Well, because the administration was full of cowards, because people in leadership roles get promoted based on their ability to fit in and go along, and because the University itself had bit-by-bit been converged by wokeness. When Adams started his teaching there, it was probably a pretty nice place. The people had a leftist bent, sure, but in academia it has always been that way, and it was benign. I remember a professor who used to extol the virtues of using only organic half-and-half in coffee to save the cows on the factory farm. All right, you kooky old fuck, I've got 1000 items vying for my attention and you want me to give a fuck about cows, but okay. 

But the Earth shifted under Mike Adams' very feet. The academy he once knew, that valued freedom of expression, academic freedom, Socratic questioning, fearless truth-seeking, had, as if over night, become something different, something unrecognizable. Automatically, straight white males found themselves behind the 8-ball. Add to that Christian and conservative and outspoken and you are fucked. Mike Adams found all of his characteristics to be anathema. You better keep your head down and be a good "ally". Expression can only come in the form of the narrowest Wokist orthodoxy (black people always good; trans people very good indeed; gay people triple good; women always right, etc.) and anything outside of that, well, Adams was on his own, something UNC-Wilmington made clear time and time again.  

I, myself, find my own discipline of composition studies almost completely unrecognizable from when I graduated with my Ph.D. in 2012. I call it the activist turn in composition studies. No one is doing scholarship anymore, just activism. No one is sounding the alarm for fear of being cancelled. Woke papers are published, but anything non-woke that comes to the wrong conclusions? Forget about it. 

Mike Adams was a conservative Christian in a sea of leftists who are scared to speak one word against the Wokist company line. I ran across Adams precisely because he was someone to look up to here, that he spoke his mind in a climate of wokist censorship. Tenured professors ought to be speaking out the loudest, and yet they are the most cowardly, and certainly the most woke.  They all just fall in line. It doesn't make any sense until you realize that no one in leadership has a spine. The instant the mob comes they turn you over. 

Why are our leaders such awful cowards? 

I've asked myself this question zillions of times.
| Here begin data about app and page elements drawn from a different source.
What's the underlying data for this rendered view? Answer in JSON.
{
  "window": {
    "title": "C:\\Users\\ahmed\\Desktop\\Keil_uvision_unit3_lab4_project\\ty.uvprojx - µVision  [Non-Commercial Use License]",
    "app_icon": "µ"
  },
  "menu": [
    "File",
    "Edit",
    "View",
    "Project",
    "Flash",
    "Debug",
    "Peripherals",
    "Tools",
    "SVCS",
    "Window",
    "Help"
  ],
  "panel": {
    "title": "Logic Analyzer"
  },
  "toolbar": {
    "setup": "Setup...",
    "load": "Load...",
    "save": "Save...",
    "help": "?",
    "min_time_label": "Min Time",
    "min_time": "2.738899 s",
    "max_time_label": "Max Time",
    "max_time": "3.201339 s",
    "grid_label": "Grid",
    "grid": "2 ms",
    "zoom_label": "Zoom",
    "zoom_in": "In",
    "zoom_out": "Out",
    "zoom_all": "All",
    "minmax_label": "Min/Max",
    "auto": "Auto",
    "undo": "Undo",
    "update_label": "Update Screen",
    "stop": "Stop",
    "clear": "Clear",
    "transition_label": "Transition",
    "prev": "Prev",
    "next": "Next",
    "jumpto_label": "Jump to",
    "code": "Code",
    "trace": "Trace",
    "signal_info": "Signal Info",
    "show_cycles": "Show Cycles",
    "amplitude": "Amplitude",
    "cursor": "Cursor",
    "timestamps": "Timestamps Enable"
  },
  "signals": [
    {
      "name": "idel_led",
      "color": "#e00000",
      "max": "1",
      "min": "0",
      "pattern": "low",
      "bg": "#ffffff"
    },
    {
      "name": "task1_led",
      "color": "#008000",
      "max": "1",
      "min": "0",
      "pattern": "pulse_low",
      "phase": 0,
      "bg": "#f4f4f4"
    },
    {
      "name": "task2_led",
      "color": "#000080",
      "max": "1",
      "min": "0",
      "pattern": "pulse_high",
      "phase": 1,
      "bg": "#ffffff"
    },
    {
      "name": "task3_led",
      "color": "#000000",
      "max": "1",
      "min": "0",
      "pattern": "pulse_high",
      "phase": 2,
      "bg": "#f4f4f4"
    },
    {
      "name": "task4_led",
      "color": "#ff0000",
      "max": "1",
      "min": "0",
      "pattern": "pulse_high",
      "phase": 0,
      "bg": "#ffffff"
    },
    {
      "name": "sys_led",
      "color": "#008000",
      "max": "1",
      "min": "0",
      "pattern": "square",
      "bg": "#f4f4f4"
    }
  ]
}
It is a cybermob. Quite literally, it is a faceless cybermob that goes away if you walk away from the computer. It isn't even outside your door threatening to burn shit down. Turn off the computer and it goes away. So, why the hell don't they just stand up to the mob? It would take nothing, and I mean nothing. Simply tell the mob to fuck off, and that is it. They have no more power than that. Turn off computer. Put the cell phone down. So, why doesn't anyone in leadership actually do that? No one ever does. 


If I was the president of a university, I cannot imagine folding like this. I mean it. I am certain I would tell the woke mob to fuck off. And if worst came to worst, I'd take my six-figure severance and purchase an RV. 

So, what am I missing? On this question, I would very much like to hear from people in high-up administration, deans and provosts and the like. What are they scared of? Because I don't understand surrendering to a woke cybermob. I especially don't understand surrendering the principles of academic freedom to the woke cybermob. For me, it would be a matter of personal pride and dignity. I'm just not going to do it. Why are our leaders such huge cowards?

At any rate, Mike Young (Wokal Distance) was the source of insight this week when he wrote: 

To put the strategy into simple terms: CSJ advocates are not trying to defeat you intellectually with evidence and arguments, they are trying to defeat you socially using power moves and social maneuvering. That sentence is worth reading again.

That's it. Read it again and again until you understand. We aren't making arguments anymore. Those days are over. We are trying to get our opponents to commit suicide.  That's the goal.

I really, really hate they got Mike Adams.

What's New? Equity